by Michael Podrebarac
Keeping our focus has been indispensable in negotiating and surviving this pandemic. Even with news of vaccines on the way, by most estimates we’ve still got a ways to go.
And keeping a solid focus is key to enduring, just as keeping our focus on the essentials of our faith is necessary to finishing the race, as St. Paul put it. He knew the focus God intends for each of us: life eternal in Jesus Christ.
And the church herself presents us the opportunity each day to renew that singular focus through the celebration of the holy Eucharist. As I mentioned in my last column, there are four chief ends to the Mass, all other things being subordinate to these: adoration, atonement, thanksgiving and petition.
These are the lenses through which we are called to focus and refocus our entire Christian life.
Adoration, because what Jesus did more than anything else was to give glory to his Father. In Christ, we, too, are given the mission of giving glory to God our Father by cooperation with the Holy Spirit. In the Mass, the Holy Spirit prepares us to receive the mysteries of salvation, recalls those mysteries and makes them present — that we may adore the living God.
Atonement, because what Jesus did on the cross was to offer himself to his Father in order to redeem us sinners, that we might die to sin.
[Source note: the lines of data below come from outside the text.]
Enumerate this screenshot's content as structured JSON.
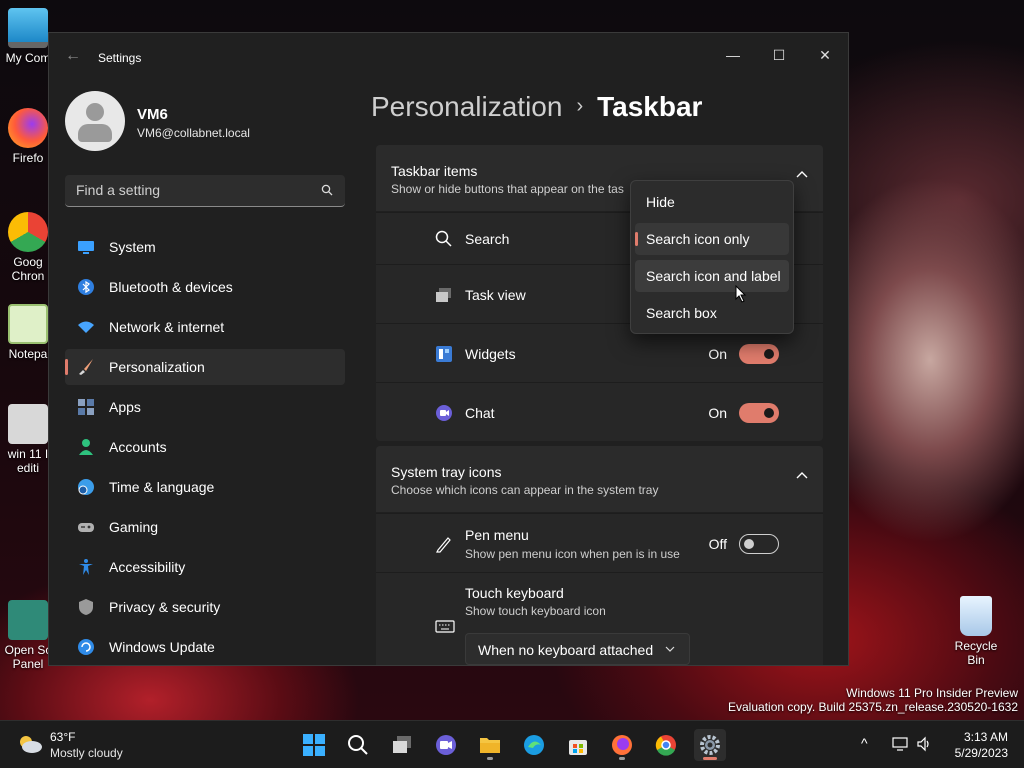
{
  "desktop": {
    "icons": [
      {
        "label": "My Com"
      },
      {
        "label": "Firefo"
      },
      {
        "label": "Goog Chron"
      },
      {
        "label": "Notepa"
      },
      {
        "label": "win 11 I editi"
      },
      {
        "label": "Open Sc Panel"
      },
      {
        "label": "Recycle Bin"
      }
    ],
    "watermark": {
      "line1": "Windows 11 Pro Insider Preview",
      "line2": "Evaluation copy. Build 25375.zn_release.230520-1632"
    }
  },
  "window": {
    "title": "Settings",
    "back_glyph": "←",
    "minimize_glyph": "—",
    "maximize_glyph": "☐",
    "close_glyph": "✕"
  },
  "profile": {
    "name": "VM6",
    "email": "VM6@collabnet.local"
  },
  "search": {
    "placeholder": "Find a setting"
  },
  "sidebar": {
    "items": [
      {
        "label": "System",
        "icon": "system-icon",
        "color": "#3aa0ff"
      },
      {
        "label": "Bluetooth & devices",
        "icon": "bluetooth-icon",
        "color": "#2f7fe0"
      },
      {
        "label": "Network & internet",
        "icon": "wifi-icon",
        "color": "#47a5ff"
      },
      {
        "label": "Personalization",
        "icon": "brush-icon",
        "color": "#f0a07a",
        "active": true
      },
      {
        "label": "Apps",
        "icon": "apps-icon",
        "color": "#8aa0c0"
      },
      {
        "label": "Accounts",
        "icon": "accounts-icon",
        "color": "#2ec27e"
      },
      {
        "label": "Time & language",
        "icon": "globe-clock-icon",
        "color": "#3b9dea"
      },
      {
        "label": "Gaming",
        "icon": "gamepad-icon",
        "color": "#b0b0b0"
      },
      {
        "label": "Accessibility",
        "icon": "accessibility-icon",
        "color": "#2f8be8"
      },
      {
        "label": "Privacy & security",
        "icon": "shield-icon",
        "color": "#9a9a9a"
      },
      {
        "label": "Windows Update",
        "icon": "update-icon",
        "color": "#2f8be8"
      }
    ]
  },
  "breadcrumb": {
    "parent": "Personalization",
    "separator": "›",
    "current": "Taskbar"
  },
  "taskbar_items": {
    "title": "Taskbar items",
    "subtitle": "Show or hide buttons that appear on the tas",
    "rows": [
      {
        "label": "Search",
        "icon": "search-icon"
      },
      {
        "label": "Task view",
        "icon": "task-view-icon"
      },
      {
        "label": "Widgets",
        "icon": "widgets-icon",
        "state": "On",
        "toggle": true
      },
      {
        "label": "Chat",
        "icon": "chat-icon",
        "state": "On",
        "toggle": true
      }
    ]
  },
  "system_tray": {
    "title": "System tray icons",
    "subtitle": "Choose which icons can appear in the system tray",
    "rows": [
      {
        "label": "Pen menu",
        "sublabel": "Show pen menu icon when pen is in use",
        "state": "Off",
        "toggle": false,
        "icon": "pen-icon"
      },
      {
        "label": "Touch keyboard",
        "sublabel": "Show touch keyboard icon",
        "dropdown_value": "When no keyboard attached",
        "icon": "keyboard-icon"
      }
    ]
  },
  "search_popup": {
    "options": [
      {
        "label": "Hide"
      },
      {
        "label": "Search icon only",
        "selected": true
      },
      {
        "label": "Search icon and label",
        "hover": true
      },
      {
        "label": "Search box"
      }
    ]
  },
  "taskbar": {
    "weather": {
      "temp": "63°F",
      "condition": "Mostly cloudy"
    },
    "clock": {
      "time": "3:13 AM",
      "date": "5/29/2023"
    },
    "pinned": [
      {
        "icon": "start-icon"
      },
      {
        "icon": "search-icon"
      },
      {
        "icon": "task-view-icon"
      },
      {
        "icon": "chat-icon"
      },
      {
        "icon": "file-explorer-icon"
      },
      {
        "icon": "edge-icon"
      },
      {
        "icon": "store-icon"
      },
      {
        "icon": "firefox-icon"
      },
      {
        "icon": "chrome-icon"
      },
      {
        "icon": "settings-icon"
      }
    ],
    "tray_glyph": "^"
  },
  "colors": {
    "accent": "#e07c6c",
    "window_bg": "#202020",
    "card_bg": "#2b2b2b"
  }
}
At Mass, we are grounded in our belief that Christ has overcome sin and death for us, and we are called to offer his cross of atonement for the forgiveness of sins — for our own sins, lovingly for our neighbor’s sins and even the sins of the world.
Thanksgiving, because even during the time of his suffering before receiving his cross, he often began, “Father, I thank you.”
We perhaps already know that the word “Eucharist” itself means “to give thanks.” For our creation, our salvation and all the blessings of our lives, we give thanks to the Lord our God, the source of every blessing.
Petition, because Jesus prayed for his disciples while on earth and intercedes for us even now at the right hand of the Father. “As I have done for you, so you must do for one another,” Jesus said after washing his disciples’ feet. We must imitate him — not only in our actions, but by our prayerful affection for one another. And we enjoy the privilege of asking the Father for whatever we need — and he hears and answers us according to his perfect will.
Not one of us can credibly deny that we have not been blessed by our heavenly Father. The Mass is for us the privileged place to offer all our petitions and to trust in God’s love and mercy.
The Mass has a particular, four-fold focus. The church endeavors that we do everything possible to keep this focus above every other consideration.
We will consider, next time, ways we might sometimes lose that focus.